>>

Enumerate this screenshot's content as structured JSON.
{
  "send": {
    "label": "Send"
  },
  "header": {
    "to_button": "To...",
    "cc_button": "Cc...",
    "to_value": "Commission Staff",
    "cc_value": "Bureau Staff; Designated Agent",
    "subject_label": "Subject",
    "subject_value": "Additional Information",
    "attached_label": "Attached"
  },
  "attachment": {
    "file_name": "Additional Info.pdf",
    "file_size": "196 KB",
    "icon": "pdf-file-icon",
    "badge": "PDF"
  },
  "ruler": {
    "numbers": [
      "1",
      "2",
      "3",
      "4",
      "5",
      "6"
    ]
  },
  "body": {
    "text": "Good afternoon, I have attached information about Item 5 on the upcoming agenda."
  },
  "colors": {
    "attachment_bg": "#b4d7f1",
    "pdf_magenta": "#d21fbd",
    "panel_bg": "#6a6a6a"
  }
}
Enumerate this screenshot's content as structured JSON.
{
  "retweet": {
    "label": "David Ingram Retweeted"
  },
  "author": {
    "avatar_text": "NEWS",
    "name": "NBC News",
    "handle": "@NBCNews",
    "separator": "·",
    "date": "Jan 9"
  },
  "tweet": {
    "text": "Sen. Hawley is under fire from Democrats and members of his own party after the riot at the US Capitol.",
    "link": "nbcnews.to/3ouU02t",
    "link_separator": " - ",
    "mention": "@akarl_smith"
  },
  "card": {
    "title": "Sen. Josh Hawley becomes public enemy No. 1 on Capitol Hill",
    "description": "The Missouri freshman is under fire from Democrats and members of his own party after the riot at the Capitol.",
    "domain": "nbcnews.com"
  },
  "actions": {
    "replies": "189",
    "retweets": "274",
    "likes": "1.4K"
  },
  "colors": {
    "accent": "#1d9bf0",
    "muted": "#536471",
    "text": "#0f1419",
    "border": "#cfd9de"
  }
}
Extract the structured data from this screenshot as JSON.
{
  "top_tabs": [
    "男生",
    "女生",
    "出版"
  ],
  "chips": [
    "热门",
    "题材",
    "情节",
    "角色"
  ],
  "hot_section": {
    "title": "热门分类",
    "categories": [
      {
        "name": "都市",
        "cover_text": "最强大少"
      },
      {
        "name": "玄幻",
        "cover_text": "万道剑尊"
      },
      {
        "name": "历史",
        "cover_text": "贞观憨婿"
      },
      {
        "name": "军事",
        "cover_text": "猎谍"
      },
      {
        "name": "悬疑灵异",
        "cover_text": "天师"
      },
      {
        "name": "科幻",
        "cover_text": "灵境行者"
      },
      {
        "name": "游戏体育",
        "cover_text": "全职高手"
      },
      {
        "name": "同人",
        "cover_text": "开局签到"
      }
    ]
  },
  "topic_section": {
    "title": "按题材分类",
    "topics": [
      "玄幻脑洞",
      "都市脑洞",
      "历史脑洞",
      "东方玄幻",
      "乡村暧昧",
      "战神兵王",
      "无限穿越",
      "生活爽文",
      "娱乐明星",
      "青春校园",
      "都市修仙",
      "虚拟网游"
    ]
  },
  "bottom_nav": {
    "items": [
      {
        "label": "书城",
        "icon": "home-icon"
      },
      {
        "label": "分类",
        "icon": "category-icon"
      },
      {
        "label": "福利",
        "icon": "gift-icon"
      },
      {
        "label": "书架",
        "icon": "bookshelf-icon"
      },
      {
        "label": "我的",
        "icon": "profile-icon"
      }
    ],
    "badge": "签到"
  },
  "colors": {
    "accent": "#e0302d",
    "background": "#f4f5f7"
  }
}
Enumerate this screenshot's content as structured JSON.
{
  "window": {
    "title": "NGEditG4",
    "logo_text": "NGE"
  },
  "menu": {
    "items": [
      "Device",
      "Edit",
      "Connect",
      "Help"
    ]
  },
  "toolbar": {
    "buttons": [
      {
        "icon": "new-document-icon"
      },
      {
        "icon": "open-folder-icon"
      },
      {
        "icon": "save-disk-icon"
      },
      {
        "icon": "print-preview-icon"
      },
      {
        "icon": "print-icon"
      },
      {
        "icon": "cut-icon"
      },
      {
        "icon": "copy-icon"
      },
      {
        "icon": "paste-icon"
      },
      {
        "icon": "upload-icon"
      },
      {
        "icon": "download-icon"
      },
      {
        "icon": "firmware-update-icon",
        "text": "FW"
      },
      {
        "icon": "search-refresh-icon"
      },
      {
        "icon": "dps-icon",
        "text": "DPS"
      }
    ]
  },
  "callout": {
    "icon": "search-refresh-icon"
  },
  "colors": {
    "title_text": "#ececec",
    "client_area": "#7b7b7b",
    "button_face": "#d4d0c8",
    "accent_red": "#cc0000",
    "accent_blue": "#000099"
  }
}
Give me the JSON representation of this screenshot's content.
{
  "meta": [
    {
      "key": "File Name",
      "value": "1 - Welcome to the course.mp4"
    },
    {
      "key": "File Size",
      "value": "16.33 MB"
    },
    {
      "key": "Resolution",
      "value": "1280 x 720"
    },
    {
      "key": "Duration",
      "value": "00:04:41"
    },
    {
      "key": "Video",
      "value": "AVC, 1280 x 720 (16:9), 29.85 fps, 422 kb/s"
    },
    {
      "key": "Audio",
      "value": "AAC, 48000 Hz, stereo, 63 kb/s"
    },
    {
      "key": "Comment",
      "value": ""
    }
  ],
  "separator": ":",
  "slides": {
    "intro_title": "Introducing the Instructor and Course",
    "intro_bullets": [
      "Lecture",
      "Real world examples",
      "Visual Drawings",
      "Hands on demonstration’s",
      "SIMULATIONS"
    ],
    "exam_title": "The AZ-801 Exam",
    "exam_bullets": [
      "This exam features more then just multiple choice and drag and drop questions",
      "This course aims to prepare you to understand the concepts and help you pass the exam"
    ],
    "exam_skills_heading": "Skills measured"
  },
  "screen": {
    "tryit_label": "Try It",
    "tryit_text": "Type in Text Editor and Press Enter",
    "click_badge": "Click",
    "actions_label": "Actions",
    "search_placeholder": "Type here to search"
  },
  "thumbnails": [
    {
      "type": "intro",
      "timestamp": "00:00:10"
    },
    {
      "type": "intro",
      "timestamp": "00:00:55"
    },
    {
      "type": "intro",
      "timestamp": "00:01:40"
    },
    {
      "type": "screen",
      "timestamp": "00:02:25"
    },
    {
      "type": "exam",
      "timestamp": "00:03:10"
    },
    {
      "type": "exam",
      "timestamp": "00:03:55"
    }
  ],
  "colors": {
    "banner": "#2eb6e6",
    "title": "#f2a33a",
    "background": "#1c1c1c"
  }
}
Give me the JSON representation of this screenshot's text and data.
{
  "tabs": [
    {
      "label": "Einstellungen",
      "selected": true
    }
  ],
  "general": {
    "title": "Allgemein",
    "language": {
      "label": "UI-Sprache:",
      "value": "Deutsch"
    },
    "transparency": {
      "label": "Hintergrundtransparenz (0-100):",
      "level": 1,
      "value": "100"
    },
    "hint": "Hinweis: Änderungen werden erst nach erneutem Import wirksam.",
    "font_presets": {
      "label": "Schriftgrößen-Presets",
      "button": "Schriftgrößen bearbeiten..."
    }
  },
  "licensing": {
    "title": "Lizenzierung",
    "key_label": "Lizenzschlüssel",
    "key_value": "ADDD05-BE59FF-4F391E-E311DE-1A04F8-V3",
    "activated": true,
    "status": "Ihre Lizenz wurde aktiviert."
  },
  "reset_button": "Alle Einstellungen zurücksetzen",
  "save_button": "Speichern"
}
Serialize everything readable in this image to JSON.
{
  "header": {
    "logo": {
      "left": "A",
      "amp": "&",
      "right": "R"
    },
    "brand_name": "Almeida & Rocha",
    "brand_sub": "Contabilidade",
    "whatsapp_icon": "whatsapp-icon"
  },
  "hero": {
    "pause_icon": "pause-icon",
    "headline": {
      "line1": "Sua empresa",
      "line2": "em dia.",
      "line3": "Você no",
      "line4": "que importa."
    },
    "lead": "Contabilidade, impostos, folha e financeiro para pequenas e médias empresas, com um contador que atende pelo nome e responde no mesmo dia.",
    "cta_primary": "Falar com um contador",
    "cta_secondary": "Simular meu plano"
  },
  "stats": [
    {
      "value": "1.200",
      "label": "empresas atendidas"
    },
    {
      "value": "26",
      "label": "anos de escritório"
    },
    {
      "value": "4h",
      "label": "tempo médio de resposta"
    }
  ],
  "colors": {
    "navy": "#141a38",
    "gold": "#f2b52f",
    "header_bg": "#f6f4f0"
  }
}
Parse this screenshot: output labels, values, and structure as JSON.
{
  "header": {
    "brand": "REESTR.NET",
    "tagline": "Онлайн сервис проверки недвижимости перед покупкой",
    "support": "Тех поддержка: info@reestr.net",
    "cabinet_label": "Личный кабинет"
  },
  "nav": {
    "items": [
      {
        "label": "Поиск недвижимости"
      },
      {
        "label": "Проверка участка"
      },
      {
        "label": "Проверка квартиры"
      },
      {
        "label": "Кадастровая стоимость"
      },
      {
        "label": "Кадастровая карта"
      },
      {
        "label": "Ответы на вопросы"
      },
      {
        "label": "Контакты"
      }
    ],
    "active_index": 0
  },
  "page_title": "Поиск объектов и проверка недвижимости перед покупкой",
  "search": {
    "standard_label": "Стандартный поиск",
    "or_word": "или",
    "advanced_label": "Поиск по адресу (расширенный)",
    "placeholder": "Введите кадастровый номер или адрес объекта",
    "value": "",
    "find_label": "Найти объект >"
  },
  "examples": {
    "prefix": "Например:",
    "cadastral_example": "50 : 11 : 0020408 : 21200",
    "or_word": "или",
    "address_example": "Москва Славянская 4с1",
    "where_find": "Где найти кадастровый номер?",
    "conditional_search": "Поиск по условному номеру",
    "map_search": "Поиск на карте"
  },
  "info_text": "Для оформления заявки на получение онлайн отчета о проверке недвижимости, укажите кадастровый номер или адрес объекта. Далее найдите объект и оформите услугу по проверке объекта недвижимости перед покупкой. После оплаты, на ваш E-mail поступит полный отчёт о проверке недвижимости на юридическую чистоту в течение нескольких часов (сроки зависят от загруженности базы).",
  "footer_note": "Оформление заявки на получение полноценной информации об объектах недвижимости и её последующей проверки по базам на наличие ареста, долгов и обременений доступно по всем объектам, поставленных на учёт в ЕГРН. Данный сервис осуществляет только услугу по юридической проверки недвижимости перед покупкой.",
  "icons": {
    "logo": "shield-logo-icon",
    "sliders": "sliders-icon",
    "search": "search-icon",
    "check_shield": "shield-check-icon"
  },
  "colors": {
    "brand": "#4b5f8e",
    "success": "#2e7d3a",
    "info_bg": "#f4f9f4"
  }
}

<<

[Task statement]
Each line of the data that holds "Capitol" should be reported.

[Exercise response]
    "text": "Sen. Hawley is under fire from Democrats and members of his own party after the riot at the US Capitol.",
    "title": "Sen. Josh Hawley becomes public enemy No. 1 on Capitol Hill",
    "description": "The Missouri freshman is under fire from Democrats and members of his own party after the riot at the Capitol.",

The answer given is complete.